Month: October 2015

Flexbox Responsive Dropdown Menu, No JavaScript

With Flexbox, it’s relatively simple to quickly create a fully responsive menu without JavaScript. This example includes a one level drop down menu as well.

See the Pen Flexbox Menu by Richard (@barkins) on CodePen.

Step 1: HTML

Here’s a the simple HTML code with an unordered list. Although this can be done without using a UL, it’s more effective to use it when you have a dropdown menu. Otherwise, it’s safe to omit it.

<nav class="menu">
  <ul>
    <li><a href="#">Home</a></li>
    <li class="sub-menu"><a href="#">About</a>
      
      <ul>
          <li><a href="#">History</a></li>
          <li><a href="#">Bio</a></li>
      </ul>
    
    </li>    
    <li><a href="#">Work</a></li>
    <li><a href="#">Contact</a></li>
  </ul>
</nav><!--/menu-->

I tried to omit any unnecessary custom classes, however I did need to include one with the drop down LI tag.

Step 2: CSS

Here’s where the Flexbox action comes into play. Start by selecting the UL and add display:flex to it.

.menu ul {
  list-style: none;
  margin: 0;
  padding: 0;
  display: flex;
  flex-wrap: wrap;
}

In order to have the menu take the full space of its container, I needed to include a width:25% on the LIs. Initially I wanted to use flex-grow:1 instead, however I ran into some wonky width issues when hovering over the dropdown menu. Just be sure to change the percentage width based on how many top level menu items you have.

.menu ul li {
  width: 25%;
}

For the dropdown menu, you’ll first want to hide that UL inside the LI tag.

.menu ul li > ul {
  display: none;
  flex-direction: column;
}

Then when hovering over the LI menu item with a dropdown inside of it, apply display:flex to it.

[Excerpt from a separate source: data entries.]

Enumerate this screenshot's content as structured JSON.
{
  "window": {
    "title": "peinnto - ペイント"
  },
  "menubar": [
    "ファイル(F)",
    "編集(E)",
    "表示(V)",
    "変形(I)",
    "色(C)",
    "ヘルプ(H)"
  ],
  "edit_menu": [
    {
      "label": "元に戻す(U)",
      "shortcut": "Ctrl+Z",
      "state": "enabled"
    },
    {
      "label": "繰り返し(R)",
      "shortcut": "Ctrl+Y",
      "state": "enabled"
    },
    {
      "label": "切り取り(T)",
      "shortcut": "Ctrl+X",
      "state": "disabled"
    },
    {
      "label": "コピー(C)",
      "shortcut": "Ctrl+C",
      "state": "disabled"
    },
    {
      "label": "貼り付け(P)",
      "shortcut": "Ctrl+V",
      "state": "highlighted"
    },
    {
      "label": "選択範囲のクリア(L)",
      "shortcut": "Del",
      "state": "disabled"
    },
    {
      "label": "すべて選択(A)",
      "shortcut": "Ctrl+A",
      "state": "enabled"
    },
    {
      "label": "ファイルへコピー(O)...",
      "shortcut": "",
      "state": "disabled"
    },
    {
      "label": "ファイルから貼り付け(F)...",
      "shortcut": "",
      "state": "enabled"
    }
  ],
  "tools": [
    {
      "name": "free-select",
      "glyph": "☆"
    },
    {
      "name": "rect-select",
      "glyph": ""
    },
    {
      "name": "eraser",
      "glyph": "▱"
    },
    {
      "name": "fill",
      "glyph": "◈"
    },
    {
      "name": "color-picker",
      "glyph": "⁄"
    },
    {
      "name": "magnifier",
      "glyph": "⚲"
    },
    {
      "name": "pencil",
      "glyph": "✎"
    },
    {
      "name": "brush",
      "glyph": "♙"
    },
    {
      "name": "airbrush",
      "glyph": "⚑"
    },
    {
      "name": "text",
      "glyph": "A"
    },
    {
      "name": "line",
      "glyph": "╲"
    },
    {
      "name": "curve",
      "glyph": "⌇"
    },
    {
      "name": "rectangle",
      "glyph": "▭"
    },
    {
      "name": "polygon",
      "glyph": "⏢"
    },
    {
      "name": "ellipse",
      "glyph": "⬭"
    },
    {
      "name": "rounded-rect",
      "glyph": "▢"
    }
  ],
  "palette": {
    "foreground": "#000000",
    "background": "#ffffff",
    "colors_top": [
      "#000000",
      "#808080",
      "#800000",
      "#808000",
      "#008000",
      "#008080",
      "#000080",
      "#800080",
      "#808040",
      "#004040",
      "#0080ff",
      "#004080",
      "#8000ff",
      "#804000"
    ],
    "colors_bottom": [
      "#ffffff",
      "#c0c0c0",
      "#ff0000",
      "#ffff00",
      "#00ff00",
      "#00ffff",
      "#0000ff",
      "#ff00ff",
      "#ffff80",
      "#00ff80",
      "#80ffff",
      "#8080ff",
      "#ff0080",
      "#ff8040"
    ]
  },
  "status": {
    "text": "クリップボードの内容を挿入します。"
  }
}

.menu ul li:hover > ul {
  display: flex;
}

Step 3: Complete CSS

Here’s all the CSS for your reference.

.menu {
  font-family: sans-serif;
}
.menu ul {
  list-style: none;
  margin: 0;
  padding: 0;
  display: flex;
  flex-wrap: wrap;
}
.menu ul li {
  width: 25%;
}
@media (max-width: 40em) {
  .menu ul li {
    width: 100%;
  }
}
.menu ul li > ul {
  display: none;
  flex-direction: column;
}
.menu ul li > ul li {
  width: 100%;
}
.menu ul li:hover > ul {
  display: flex;
}
.menu a {
  text-transform: uppercase;
  display: block;
  background: blue;
  padding: 15px;
  color: white;
  text-decoration: none;
  text-align: center;
}
.menu a:hover {
  background: lightBlue;
  color: blue;
}
.menu .sub-menu li > a {
  background: lightBlue;
  color: blue;
}
.menu .sub-menu > a:after {
  content: "+";
  padding-left: 5px;
}
Filed under: CSS3, HTML5Tagged with:

Save Time with Sass Using ‘@extend’

With every new project I do my best to look for ways to save time with my code. This not only helps me avoid getting lost in redundant code, but also saves me time, and as we all know, time is money!

Coding CSS with Sass is already a huge time saver and one of its features goes a long way to eliminate the need to repeat any code. Here’s how to use ‘@extend’ to quick create different types of buttons.

See the Pen Sass @extend by Richard (@barkins) on CodePen.

Although using the ‘@extend’ feature is a fantastic way to save time, there are other ways to save time with Sass. Creating a Sass Mixin for example would be an excellent alternative.

Filed under: SassTagged with: ,

From Photoshop to WordPress Guide

Taking a Photoshop website mockup and converting it into a WordPress theme can be a daunting task, but in the following series I demonstrate how, with the help of some essential tools, it’s easier than you think.

This guide assumes you have basic knowledge of Photoshop, know how to work with MAMP and phpMyAdmin and have an active website hosting account.

In the guide, I work with Sublime Text 2 in conjunction with CodeKit on Mac OS X. I use Sass to code my CSS and give a brief overview of its usage. Along with each video, I provide the working files needed to follow along, you can find links below the video.

Working Files:

Part 1: Photoshop PSD of the Homepage

Part 2: Photoshop PSD of the sample page (listing)

Part 3: Static HTML/CSS Files

Part 4: Basic Theme, Only Includes Index.php Template

Part 5: Database Search and Replace PHP Tool

Part 6: Disqus Plugin & WordPress SEO by Yoast Plugin

Filed under: Front-end Web Development, WordPressTagged with: , , ,